Striders to wrap up CV19 Team Challenge May 24
The Seashore Striders will cross the finish line this weekend in the May CV19 Team Challenge and will kick off the 30th annual Seashore Striders Summer Racing Series with the 27th Masser 5 Miler as a virtual race. The Seashore Striders Summer Series will at least begin virtually, with live races possibly in August, but that will all depend on many factors as the state rolls out the reopening phases. The issue is still going to be with large groups gathering at the race site, which is normal when it comes to registration, the starting line, and the awards ceremony.
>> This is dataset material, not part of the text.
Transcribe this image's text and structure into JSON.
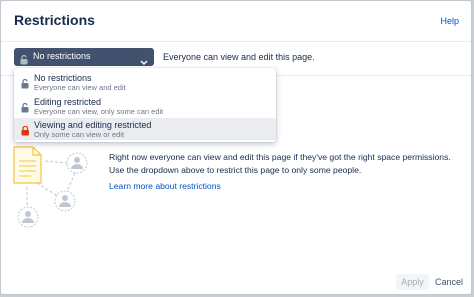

I was on a call with a race director out of Washington state that I met through the RRCA, and he said the new guidelines being worked on will remove the social aspect of a road race until we have a vaccine and can get back to normal. In my opinion, I feel it is safe to say that 70-80% of participants in our local road races are attending for the social aspect and to support the cause. If there is only online registration, park & walk to starting line, going off in 10-minute windows while social distancing, serve-yourself water stops, cross the finish, grab your bottle of water, and head to the car, will folks still attend? Results will be posted online with a Zoom awards ceremony and awards delivered. I am not saying that I am totally correct with this new format, but I bet I’m getting close.
CV-19 Team Challenge
The CV19 Team Challenge will wrap up this Sunday, May 24, with the final requirement being a 5-mile run or walk anywhere participants live. Currently, we have 241 participants from 21 states and one runner in Germany taking part in the challenge. The challenge has raised almost $6,000 for five nonprofits, totaling almost $17,000 since April 1. A total of 80 teams divided up six different run/walk distances over 19 days and completed the challenges, sending in a photo of their watch or measuring program along with a selfie photo at the finish. The team challenge event had male, female, coed and K9 divisions and the coolest part of the challenge were the two extra requirements besides the running and walking. Each team member had to make a donation to one of the five nonprofits and complete a volunteer or giving back piece such as donating blood, making a mask or dropping off canned goods to the Striders collection box, which has filled the rear of the Striders trailer. There have been so many acts of kindness from teams during this challenging time that it has been a rewarding experience to see everyone in action in such a positive way.
The challenge will finish this Sunday with participants completing a five-miler on their own, or several will take part in the popular 27th annual Masser 5 Miler that will be held virtually from 6 a.m. to noon.
Finish chute - Congratulations to Cape senior Olivia Brozefsky, who was featured in the Delaware State News as Athlete of the Week. Andy Walter of the State News called me last week, and it was good to catch up with him; he has been covering cross country and track & field for the state for many years and always does a nice job. Olivia, who was coming off a second-place finish at the Delaware State Indoor Championships in the pole vault, was out to defend her Henlopen Conference title this spring before the rug was pulled from under the team in early March. Olivia was notified last week by Grove Club’s Margaret Colvin that she is the winner of the annual Grove Club Scholarship, a $500 award presented to a Cape senior athlete. The 2020 Go Fast Youth & Elite Running Camp, scheduled for June 16-18, will been postponed until a later date this summer. “We are looking at new dates in late July to mid-August pending numerous factors associated with COVID-19,” said director Derek Shockro. “Our goal is to hold a safe and fun camp for everyone involved, and the original date for camp doesn't allow this to happen.” Look for the Seashore Striders & Go Fast to again host the RRCA Level 1 Coaching Certification class in late June or July led by Seashore Striders alumnus Brent Ayer. Ayer was one of the all-time fastest master runners to ever compete in the summer series, dominating three straight age groups for 15 years. He was also the first to bring colorful tights into the limelight. Brent left the scene before tutus became popular and Jack V took over. Triathlete Jake Bamforth, training hard in Florida, recently threw down a 121-mile bike ride, averaging 21.9 mph, and is prepping to move to Fort Collins, Colo., to continue his public health career in a master’s program from Colorado State University – and of course train with the big dogs. Speaking of a master’s program, I recently enrolled with Concordia University for a second master’s and more importantly, 15 more credits on the state pay scale, this time in Coaching & Exercise Science. The first master’s I earned in 2016 was in Coaching & Athletic Administration. Over & out!